Print the data exactly as written, line for line, and leave its pictures behind.
══ THE RECORDS ══
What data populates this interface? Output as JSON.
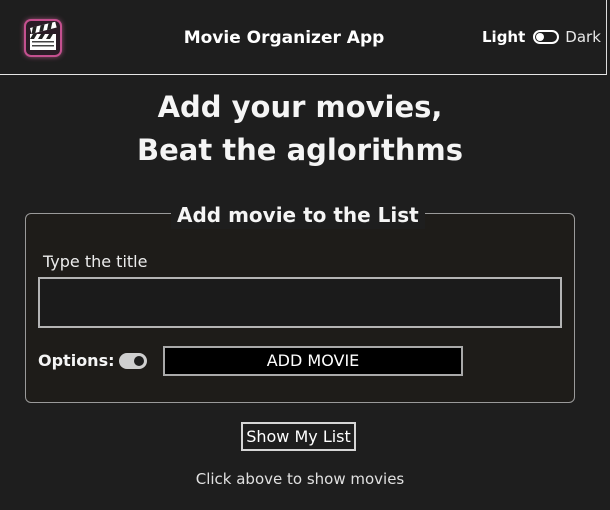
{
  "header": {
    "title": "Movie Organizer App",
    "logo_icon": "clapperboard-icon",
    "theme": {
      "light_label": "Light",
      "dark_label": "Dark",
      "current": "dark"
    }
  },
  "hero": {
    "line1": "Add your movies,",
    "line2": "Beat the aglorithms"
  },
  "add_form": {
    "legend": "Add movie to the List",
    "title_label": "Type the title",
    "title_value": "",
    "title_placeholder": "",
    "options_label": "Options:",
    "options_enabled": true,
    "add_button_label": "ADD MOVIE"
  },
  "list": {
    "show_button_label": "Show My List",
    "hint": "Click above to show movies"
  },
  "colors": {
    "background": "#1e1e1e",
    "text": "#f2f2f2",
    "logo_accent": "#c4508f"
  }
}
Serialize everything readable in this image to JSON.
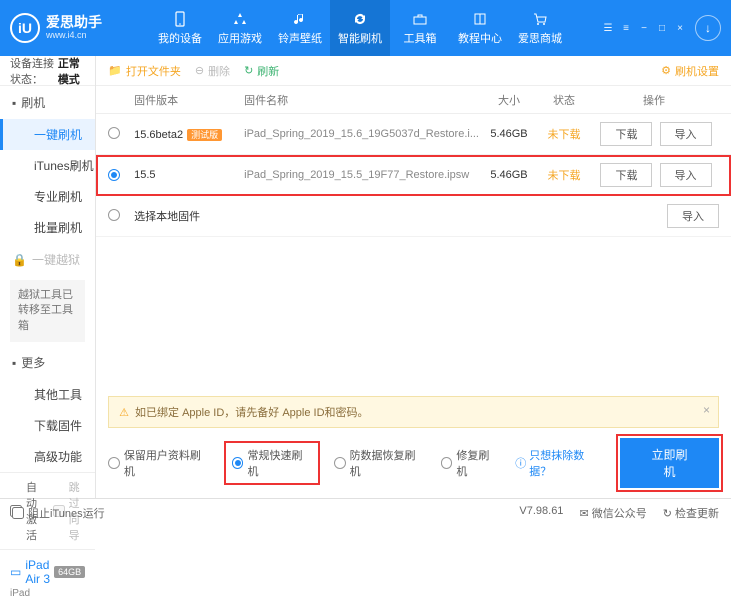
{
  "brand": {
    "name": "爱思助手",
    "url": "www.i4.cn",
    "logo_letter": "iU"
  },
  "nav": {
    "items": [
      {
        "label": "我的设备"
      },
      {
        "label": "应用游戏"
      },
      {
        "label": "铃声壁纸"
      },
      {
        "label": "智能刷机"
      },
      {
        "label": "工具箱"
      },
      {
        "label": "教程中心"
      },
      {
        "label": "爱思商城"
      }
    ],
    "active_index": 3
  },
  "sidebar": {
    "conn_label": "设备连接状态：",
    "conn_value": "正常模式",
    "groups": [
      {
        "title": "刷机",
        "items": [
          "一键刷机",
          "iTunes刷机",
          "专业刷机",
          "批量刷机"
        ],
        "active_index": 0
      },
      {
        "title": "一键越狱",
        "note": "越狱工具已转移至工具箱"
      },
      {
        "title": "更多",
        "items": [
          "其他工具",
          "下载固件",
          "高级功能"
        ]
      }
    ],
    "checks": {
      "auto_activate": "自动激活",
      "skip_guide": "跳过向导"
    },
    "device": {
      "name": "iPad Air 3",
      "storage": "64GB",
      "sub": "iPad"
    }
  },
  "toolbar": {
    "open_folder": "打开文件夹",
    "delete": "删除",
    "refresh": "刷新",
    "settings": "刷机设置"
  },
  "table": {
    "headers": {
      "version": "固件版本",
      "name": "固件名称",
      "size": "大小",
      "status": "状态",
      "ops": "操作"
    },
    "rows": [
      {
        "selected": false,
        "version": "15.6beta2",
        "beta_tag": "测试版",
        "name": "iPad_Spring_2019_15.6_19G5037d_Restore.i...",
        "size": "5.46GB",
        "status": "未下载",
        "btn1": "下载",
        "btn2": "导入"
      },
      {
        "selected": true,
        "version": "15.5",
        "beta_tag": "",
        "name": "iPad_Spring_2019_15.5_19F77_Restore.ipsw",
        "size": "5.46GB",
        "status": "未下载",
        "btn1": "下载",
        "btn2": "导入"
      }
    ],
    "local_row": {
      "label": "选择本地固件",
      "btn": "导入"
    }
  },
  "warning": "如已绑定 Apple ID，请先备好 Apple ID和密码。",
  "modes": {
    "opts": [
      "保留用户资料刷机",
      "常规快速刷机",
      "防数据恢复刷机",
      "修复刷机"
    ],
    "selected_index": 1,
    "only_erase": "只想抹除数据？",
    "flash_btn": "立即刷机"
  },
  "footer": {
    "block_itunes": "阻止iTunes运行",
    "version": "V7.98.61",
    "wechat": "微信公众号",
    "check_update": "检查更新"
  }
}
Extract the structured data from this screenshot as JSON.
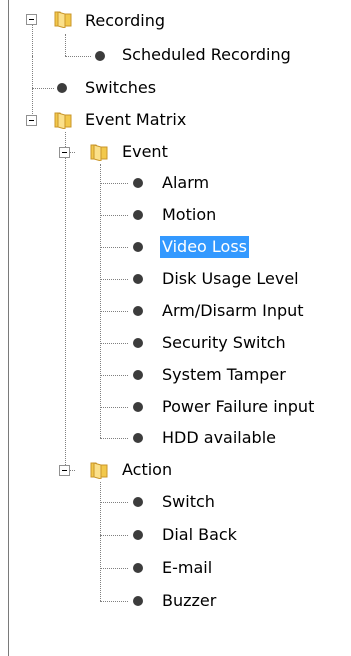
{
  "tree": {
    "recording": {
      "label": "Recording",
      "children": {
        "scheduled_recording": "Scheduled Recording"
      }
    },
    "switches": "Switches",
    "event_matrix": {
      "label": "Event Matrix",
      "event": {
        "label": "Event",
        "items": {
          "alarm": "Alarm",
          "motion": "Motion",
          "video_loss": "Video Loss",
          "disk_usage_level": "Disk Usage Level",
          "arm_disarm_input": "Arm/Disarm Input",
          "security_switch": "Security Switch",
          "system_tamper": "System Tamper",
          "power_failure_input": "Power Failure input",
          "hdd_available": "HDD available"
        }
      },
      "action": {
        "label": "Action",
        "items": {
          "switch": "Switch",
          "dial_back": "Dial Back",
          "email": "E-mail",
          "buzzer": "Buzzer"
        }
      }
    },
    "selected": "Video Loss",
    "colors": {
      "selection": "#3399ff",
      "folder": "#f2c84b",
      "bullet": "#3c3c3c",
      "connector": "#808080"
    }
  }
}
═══
### ANSWER SPACE
What data populates this interface? Output as JSON.
{
  "header": {
    "title": "Movie Organizer App",
    "logo_icon": "clapperboard-icon",
    "theme": {
      "light_label": "Light",
      "dark_label": "Dark",
      "current": "dark"
    }
  },
  "hero": {
    "line1": "Add your movies,",
    "line2": "Beat the aglorithms"
  },
  "add_form": {
    "legend": "Add movie to the List",
    "title_label": "Type the title",
    "title_value": "",
    "title_placeholder": "",
    "options_label": "Options:",
    "options_enabled": true,
    "add_button_label": "ADD MOVIE"
  },
  "list": {
    "show_button_label": "Show My List",
    "hint": "Click above to show movies"
  },
  "colors": {
    "background": "#1e1e1e",
    "text": "#f2f2f2",
    "logo_accent": "#c4508f"
  }
}
Serialize everything readable in this image to JSON.
{
  "brand": {
    "name": "爱思助手",
    "url": "www.i4.cn",
    "logo_letter": "iU"
  },
  "nav": {
    "items": [
      {
        "label": "我的设备"
      },
      {
        "label": "应用游戏"
      },
      {
        "label": "铃声壁纸"
      },
      {
        "label": "智能刷机"
      },
      {
        "label": "工具箱"
      },
      {
        "label": "教程中心"
      },
      {
        "label": "爱思商城"
      }
    ],
    "active_index": 3
  },
  "sidebar": {
    "conn_label": "设备连接状态：",
    "conn_value": "正常模式",
    "groups": [
      {
        "title": "刷机",
        "items": [
          "一键刷机",
          "iTunes刷机",
          "专业刷机",
          "批量刷机"
        ],
        "active_index": 0
      },
      {
        "title": "一键越狱",
        "note": "越狱工具已转移至工具箱"
      },
      {
        "title": "更多",
        "items": [
          "其他工具",
          "下载固件",
          "高级功能"
        ]
      }
    ],
    "checks": {
      "auto_activate": "自动激活",
      "skip_guide": "跳过向导"
    },
    "device": {
      "name": "iPad Air 3",
      "storage": "64GB",
      "sub": "iPad"
    }
  },
  "toolbar": {
    "open_folder": "打开文件夹",
    "delete": "删除",
    "refresh": "刷新",
    "settings": "刷机设置"
  },
  "table": {
    "headers": {
      "version": "固件版本",
      "name": "固件名称",
      "size": "大小",
      "status": "状态",
      "ops": "操作"
    },
    "rows": [
      {
        "selected": false,
        "version": "15.6beta2",
        "beta_tag": "测试版",
        "name": "iPad_Spring_2019_15.6_19G5037d_Restore.i...",
        "size": "5.46GB",
        "status": "未下载",
        "btn1": "下载",
        "btn2": "导入"
      },
      {
        "selected": true,
        "version": "15.5",
        "beta_tag": "",
        "name": "iPad_Spring_2019_15.5_19F77_Restore.ipsw",
        "size": "5.46GB",
        "status": "未下载",
        "btn1": "下载",
        "btn2": "导入"
      }
    ],
    "local_row": {
      "label": "选择本地固件",
      "btn": "导入"
    }
  },
  "warning": "如已绑定 Apple ID，请先备好 Apple ID和密码。",
  "modes": {
    "opts": [
      "保留用户资料刷机",
      "常规快速刷机",
      "防数据恢复刷机",
      "修复刷机"
    ],
    "selected_index": 1,
    "only_erase": "只想抹除数据？",
    "flash_btn": "立即刷机"
  },
  "footer": {
    "block_itunes": "阻止iTunes运行",
    "version": "V7.98.61",
    "wechat": "微信公众号",
    "check_update": "检查更新"
  }
}
Extract the structured data from this screenshot as JSON.
{
  "tree": {
    "recording": {
      "label": "Recording",
      "children": {
        "scheduled_recording": "Scheduled Recording"
      }
    },
    "switches": "Switches",
    "event_matrix": {
      "label": "Event Matrix",
      "event": {
        "label": "Event",
        "items": {
          "alarm": "Alarm",
          "motion": "Motion",
          "video_loss": "Video Loss",
          "disk_usage_level": "Disk Usage Level",
          "arm_disarm_input": "Arm/Disarm Input",
          "security_switch": "Security Switch",
          "system_tamper": "System Tamper",
          "power_failure_input": "Power Failure input",
          "hdd_available": "HDD available"
        }
      },
      "action": {
        "label": "Action",
        "items": {
          "switch": "Switch",
          "dial_back": "Dial Back",
          "email": "E-mail",
          "buzzer": "Buzzer"
        }
      }
    },
    "selected": "Video Loss",
    "colors": {
      "selection": "#3399ff",
      "folder": "#f2c84b",
      "bullet": "#3c3c3c",
      "connector": "#808080"
    }
  }
}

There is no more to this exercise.